By Robert Burns
(Translation into standard English)
Fair is your honest, happy face
Great chieftain of the pudding race!
Above them all you take your place,
Stomach, tripe or guts:
Well are you worthy of a grace
As long as my arm.
The groaning platter there you fill,
Your buttocks like a distant hill,
Your skewer would help to repair a mill
In time of need,
While through your pores the juices emerge
Like amber beads.
His knife having seen hard labour wipes,
And cuts you up with great skill,
Digging into your gushing insides bright,

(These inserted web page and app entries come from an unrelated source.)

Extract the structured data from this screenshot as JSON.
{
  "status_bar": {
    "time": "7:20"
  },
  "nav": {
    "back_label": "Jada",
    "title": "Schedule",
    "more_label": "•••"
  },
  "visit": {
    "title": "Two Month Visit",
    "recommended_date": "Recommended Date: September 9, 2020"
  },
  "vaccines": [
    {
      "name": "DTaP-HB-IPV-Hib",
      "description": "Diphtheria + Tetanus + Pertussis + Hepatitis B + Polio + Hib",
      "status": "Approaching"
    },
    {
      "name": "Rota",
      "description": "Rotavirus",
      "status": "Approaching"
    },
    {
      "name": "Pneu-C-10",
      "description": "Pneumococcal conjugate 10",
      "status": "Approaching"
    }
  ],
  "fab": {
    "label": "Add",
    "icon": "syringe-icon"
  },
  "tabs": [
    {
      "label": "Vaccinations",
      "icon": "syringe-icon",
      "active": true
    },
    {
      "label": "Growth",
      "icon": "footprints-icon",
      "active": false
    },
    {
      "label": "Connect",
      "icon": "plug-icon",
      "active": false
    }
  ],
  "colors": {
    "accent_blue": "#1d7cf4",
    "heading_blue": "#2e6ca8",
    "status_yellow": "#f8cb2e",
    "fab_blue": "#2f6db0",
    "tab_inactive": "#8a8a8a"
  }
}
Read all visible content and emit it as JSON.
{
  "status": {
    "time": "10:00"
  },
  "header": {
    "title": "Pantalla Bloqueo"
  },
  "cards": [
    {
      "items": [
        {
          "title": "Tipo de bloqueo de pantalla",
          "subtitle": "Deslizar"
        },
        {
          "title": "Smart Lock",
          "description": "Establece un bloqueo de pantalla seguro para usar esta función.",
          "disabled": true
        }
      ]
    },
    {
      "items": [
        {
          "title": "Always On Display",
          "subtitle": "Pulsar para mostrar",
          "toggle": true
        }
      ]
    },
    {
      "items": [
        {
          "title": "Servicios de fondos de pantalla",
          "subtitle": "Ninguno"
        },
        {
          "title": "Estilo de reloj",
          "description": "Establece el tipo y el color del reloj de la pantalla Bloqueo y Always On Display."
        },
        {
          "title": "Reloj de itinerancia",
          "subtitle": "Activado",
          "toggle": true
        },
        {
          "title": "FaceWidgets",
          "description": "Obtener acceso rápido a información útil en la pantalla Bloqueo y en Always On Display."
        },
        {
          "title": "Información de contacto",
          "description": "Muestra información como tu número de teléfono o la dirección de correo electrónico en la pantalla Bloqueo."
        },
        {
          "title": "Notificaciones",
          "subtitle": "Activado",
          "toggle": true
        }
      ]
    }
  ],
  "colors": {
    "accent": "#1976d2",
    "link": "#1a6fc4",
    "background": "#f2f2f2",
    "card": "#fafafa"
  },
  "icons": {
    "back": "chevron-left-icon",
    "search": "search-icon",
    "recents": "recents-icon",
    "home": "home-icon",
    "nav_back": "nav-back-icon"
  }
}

Like any ditch;
And then, oh what a glorious sight,
Warm steaming, rich!
Then spoon for spoon,
They stretch and strive,
Devil take the last man, on they drive,
Until all their well swollen bellies
Are bent like drums;
Then the old gent, most likely to rift (burp),
'Be thanked!', mumbles.
Is there that over his French Ragout,
Or olio that would sicken a pig,
Or fricassee would make her vomit
With perfect disgust,
Looks down with a sneering, scornful opinion
On such a dinner?
Poor devil, see him over his trash,
As weak as a withered rush (reed),
His spindle-shank a good whiplash,
His clenched fist…the size of a nut;
Through a bloody flood and battle field to dash,
Oh how unfit.
But take note of the strong haggis-fed Scot,
The trembling earth resounds his tread,
Clasped in his large fist a blade,
He'll make it whistle;
And legs, and arms, and heads he will cut off
Like the tops of thistles.
You powers, who make mankind your care,
And dish them out their meals,
Old Scotland wants no watery food,
That splashes in dishes;
But if you wish her grateful prayer,
Give her a haggis!